The origins of Asian martial arts in the United States reach back to the Pacific Rim and immigration.

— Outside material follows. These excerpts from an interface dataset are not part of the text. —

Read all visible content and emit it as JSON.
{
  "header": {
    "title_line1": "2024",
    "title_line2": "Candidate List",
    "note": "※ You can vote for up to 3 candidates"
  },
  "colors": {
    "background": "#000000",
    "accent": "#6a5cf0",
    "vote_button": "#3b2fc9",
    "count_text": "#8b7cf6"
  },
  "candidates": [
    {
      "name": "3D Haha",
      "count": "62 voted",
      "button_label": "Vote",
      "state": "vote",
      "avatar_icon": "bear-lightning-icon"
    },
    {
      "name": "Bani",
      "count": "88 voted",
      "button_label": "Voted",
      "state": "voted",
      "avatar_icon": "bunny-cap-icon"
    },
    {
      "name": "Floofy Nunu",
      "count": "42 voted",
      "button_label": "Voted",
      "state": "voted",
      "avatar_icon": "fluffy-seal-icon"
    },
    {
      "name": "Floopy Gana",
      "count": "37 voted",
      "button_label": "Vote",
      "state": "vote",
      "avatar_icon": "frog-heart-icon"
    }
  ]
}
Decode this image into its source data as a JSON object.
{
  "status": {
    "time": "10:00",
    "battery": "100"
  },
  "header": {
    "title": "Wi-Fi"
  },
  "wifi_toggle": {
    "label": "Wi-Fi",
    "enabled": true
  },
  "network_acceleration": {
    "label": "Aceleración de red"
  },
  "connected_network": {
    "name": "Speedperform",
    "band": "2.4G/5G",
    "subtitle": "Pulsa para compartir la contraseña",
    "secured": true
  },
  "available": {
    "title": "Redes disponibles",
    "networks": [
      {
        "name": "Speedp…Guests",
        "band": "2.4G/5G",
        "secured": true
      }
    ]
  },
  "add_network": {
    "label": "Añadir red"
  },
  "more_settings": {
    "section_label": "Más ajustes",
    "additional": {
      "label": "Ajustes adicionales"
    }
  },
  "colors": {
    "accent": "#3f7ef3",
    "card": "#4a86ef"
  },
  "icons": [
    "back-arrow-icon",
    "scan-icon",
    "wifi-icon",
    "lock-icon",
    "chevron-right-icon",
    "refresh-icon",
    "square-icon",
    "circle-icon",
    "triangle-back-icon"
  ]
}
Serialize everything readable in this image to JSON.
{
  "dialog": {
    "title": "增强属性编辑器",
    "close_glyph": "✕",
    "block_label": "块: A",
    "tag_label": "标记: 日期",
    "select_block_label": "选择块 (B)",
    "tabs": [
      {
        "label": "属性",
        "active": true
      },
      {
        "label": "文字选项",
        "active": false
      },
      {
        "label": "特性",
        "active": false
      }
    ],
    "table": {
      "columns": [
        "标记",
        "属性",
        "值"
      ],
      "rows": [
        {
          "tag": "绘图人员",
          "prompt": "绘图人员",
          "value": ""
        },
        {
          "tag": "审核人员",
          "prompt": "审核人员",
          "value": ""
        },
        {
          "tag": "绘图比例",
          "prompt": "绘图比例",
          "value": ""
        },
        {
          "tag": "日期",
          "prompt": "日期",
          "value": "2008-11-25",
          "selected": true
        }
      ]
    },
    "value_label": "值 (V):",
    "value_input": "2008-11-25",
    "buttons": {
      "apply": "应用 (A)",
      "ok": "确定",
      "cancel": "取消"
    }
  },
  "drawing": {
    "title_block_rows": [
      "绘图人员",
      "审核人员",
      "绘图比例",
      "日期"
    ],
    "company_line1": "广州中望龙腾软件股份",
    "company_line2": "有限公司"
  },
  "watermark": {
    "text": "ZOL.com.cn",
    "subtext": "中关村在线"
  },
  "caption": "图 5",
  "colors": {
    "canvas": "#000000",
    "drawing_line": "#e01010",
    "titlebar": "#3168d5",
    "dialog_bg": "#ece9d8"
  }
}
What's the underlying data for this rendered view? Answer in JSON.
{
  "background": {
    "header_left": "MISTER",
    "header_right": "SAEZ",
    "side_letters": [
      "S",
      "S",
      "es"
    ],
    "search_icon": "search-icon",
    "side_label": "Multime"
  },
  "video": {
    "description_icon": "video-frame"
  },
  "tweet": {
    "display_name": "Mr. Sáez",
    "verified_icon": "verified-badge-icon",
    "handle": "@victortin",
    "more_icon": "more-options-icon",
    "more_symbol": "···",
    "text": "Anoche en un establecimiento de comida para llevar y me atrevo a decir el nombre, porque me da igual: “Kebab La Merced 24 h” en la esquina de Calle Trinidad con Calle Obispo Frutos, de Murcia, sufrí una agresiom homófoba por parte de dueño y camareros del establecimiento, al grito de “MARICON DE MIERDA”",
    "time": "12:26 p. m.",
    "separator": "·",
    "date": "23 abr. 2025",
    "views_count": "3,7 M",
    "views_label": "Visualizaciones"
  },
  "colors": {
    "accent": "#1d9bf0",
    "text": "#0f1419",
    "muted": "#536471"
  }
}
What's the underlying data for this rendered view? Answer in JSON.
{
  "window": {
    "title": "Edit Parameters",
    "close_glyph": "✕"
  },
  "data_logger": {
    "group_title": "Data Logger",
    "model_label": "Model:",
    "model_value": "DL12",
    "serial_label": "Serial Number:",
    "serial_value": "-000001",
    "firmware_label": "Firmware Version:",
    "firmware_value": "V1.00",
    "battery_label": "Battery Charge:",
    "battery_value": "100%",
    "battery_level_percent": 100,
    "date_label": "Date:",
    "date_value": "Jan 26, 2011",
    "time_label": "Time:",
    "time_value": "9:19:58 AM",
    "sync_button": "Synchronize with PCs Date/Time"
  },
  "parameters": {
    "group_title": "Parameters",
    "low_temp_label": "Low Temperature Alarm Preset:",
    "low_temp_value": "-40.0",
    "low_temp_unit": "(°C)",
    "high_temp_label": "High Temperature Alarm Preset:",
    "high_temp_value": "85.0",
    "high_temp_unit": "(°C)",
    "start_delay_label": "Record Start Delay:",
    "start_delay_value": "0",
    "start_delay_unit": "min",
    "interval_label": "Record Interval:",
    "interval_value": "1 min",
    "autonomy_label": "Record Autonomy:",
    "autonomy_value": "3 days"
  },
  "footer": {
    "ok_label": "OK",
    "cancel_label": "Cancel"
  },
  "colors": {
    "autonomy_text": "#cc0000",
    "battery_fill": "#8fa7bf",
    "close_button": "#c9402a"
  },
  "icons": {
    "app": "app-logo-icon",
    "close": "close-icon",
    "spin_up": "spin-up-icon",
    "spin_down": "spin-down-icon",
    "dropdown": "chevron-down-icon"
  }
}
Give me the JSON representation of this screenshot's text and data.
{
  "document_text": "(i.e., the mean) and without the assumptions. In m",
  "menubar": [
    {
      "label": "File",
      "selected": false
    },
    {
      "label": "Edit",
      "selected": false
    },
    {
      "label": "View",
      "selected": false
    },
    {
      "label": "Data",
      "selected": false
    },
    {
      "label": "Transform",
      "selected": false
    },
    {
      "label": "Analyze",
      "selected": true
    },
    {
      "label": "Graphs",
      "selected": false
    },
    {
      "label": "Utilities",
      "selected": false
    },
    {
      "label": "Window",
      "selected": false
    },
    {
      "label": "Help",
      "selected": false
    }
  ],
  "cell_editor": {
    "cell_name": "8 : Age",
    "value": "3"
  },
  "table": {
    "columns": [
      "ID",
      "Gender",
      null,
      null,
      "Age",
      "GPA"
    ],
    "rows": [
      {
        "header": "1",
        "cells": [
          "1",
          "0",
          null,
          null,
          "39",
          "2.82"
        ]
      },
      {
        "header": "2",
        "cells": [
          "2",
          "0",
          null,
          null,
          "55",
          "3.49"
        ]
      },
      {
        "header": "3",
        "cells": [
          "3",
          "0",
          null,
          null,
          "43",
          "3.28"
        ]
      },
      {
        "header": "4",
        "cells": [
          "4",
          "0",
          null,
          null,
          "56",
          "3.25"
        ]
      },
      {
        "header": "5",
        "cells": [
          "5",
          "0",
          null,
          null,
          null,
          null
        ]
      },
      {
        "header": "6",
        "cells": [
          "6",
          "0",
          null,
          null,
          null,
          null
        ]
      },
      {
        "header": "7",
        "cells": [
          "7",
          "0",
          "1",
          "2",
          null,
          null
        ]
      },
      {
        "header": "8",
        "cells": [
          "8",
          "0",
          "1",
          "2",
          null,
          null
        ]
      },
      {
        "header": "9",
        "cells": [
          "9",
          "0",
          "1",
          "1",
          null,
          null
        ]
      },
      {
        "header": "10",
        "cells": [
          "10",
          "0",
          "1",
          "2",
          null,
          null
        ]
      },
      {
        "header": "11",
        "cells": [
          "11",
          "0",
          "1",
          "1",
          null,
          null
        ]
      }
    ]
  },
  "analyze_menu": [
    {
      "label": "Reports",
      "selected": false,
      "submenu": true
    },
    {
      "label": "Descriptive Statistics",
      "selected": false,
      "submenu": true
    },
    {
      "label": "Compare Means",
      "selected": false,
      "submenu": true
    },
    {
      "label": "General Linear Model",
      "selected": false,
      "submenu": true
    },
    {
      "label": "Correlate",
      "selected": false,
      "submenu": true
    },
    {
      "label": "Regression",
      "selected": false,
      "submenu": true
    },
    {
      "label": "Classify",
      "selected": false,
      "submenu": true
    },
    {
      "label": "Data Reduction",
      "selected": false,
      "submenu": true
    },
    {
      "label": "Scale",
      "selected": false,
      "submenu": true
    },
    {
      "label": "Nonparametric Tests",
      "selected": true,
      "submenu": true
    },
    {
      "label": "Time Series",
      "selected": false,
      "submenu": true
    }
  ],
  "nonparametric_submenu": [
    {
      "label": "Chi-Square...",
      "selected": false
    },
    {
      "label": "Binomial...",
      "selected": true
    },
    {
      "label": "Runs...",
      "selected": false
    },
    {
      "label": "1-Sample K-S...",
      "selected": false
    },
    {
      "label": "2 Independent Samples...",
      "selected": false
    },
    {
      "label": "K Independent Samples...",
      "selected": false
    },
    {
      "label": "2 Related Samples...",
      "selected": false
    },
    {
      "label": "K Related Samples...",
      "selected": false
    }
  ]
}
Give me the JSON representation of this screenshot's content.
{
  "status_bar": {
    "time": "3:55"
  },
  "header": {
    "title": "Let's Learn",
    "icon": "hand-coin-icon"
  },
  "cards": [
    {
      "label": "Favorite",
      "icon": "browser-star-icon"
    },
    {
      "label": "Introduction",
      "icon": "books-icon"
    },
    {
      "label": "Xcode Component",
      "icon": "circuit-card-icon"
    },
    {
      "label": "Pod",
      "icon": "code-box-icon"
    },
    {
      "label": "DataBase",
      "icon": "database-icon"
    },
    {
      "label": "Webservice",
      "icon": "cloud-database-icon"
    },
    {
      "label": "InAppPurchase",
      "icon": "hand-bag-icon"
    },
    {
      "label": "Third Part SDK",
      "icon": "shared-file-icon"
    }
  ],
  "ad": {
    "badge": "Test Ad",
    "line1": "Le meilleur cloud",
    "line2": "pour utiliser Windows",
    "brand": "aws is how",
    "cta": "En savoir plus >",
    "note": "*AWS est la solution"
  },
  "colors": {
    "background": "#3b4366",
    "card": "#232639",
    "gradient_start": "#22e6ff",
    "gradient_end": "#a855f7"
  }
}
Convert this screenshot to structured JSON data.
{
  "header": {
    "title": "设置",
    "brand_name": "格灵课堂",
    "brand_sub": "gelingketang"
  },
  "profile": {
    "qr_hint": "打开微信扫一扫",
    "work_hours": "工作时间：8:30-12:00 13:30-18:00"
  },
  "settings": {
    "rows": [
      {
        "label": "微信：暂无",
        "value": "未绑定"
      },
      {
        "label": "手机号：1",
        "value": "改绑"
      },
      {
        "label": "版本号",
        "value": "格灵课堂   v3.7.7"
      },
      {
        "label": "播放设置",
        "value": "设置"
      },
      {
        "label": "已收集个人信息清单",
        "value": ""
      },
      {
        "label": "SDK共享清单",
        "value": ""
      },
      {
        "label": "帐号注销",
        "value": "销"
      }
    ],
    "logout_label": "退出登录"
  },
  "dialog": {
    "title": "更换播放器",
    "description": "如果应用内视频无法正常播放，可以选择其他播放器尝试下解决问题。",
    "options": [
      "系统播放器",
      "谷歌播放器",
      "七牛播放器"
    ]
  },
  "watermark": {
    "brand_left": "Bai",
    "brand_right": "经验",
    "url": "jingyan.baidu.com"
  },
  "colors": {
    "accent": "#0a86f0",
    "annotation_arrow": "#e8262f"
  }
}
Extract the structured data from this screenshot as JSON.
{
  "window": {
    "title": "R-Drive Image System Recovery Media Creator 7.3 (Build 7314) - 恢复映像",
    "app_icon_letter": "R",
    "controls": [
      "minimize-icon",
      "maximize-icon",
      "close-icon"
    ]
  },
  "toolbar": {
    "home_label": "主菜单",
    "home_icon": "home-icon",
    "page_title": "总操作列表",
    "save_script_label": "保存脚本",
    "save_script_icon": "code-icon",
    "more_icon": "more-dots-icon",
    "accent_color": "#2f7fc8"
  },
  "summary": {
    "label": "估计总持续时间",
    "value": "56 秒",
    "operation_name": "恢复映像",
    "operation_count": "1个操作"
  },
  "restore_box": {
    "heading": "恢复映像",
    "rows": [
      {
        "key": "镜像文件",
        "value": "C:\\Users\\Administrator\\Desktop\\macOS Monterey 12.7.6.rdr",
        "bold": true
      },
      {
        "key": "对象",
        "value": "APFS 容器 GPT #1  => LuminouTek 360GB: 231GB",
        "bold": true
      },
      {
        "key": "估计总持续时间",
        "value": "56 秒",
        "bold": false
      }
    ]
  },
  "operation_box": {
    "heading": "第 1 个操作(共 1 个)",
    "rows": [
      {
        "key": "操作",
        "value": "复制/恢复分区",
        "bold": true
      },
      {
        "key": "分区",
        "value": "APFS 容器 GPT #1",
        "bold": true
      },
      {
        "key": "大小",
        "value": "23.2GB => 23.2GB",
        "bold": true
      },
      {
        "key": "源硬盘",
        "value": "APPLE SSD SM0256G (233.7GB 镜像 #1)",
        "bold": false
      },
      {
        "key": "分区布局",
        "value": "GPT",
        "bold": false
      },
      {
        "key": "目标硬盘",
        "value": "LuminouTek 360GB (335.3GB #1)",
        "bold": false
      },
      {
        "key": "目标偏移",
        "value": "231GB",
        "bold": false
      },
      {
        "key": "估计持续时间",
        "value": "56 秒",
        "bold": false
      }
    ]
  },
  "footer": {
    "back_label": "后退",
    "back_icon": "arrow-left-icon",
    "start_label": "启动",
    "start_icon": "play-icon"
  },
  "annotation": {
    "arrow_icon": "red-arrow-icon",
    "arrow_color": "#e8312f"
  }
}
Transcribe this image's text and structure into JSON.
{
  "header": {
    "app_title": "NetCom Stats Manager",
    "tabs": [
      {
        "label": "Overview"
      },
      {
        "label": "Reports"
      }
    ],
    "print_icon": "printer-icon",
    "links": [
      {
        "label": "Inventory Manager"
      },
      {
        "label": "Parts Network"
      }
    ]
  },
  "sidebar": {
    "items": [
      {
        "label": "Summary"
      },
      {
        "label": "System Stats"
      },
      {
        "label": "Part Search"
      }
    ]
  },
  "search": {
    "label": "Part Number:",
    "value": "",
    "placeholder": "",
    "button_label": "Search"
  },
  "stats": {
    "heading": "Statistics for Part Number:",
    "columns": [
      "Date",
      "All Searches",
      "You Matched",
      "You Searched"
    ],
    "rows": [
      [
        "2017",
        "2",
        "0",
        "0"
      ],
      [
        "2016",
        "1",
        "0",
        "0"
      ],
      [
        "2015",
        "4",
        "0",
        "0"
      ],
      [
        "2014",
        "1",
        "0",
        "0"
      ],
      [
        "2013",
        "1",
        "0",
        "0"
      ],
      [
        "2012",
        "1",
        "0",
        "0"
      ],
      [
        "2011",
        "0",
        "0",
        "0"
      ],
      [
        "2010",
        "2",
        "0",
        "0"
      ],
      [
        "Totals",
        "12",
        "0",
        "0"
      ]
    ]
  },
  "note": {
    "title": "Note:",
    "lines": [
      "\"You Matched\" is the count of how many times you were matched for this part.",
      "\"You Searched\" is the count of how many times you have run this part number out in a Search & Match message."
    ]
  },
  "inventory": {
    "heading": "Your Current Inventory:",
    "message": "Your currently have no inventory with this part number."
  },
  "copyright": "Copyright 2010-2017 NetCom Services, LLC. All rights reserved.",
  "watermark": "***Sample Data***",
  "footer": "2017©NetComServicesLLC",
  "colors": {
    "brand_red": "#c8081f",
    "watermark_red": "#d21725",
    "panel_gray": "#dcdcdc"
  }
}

This anthology is dedicated to the profoundly significant period—roughly from mid-eighteenth century to the mid-nineteenth century—in which gifted Japanese taught their brand of jujutsu/judo to small groups that gradually disseminated knowledge of combatives into the American mainstream.
Judo & American Culture—Prelude, Acceptance, Embodiment
- Building Men on the Mat: Traditional Manly Arts and the Asian Martial Arts in America, by Geoffrey Wingard, M.Ed.
- Judo Comes to California: Judo vs. Wrestling in the American West, 1900–1920, by Matt Hlinak, M.A., J.D.
- Masato Tamura, Ryoichi Iwakiri, and the Fife Judo Dojo, 1923–1942, by Joseph R. Svinth, M.A.
- The School of Hard Knocks: Seattles Kurosaka / Tentoku Kan Dojo 1928–1942, by Joseph R. Svinth, M.A.
- American Judo Pioneer Vince Tamura and Heike-ryu Jujutsu, by James Webb, M.A.
- Judo and Character: Moving from the Hard to the Gentle Way, by James Behrendt
6" x 9" paperback, 95 pages, 53 illustrations. eBOOK AVAILABLE from Kindle, iTunes, Nook, and Kobo.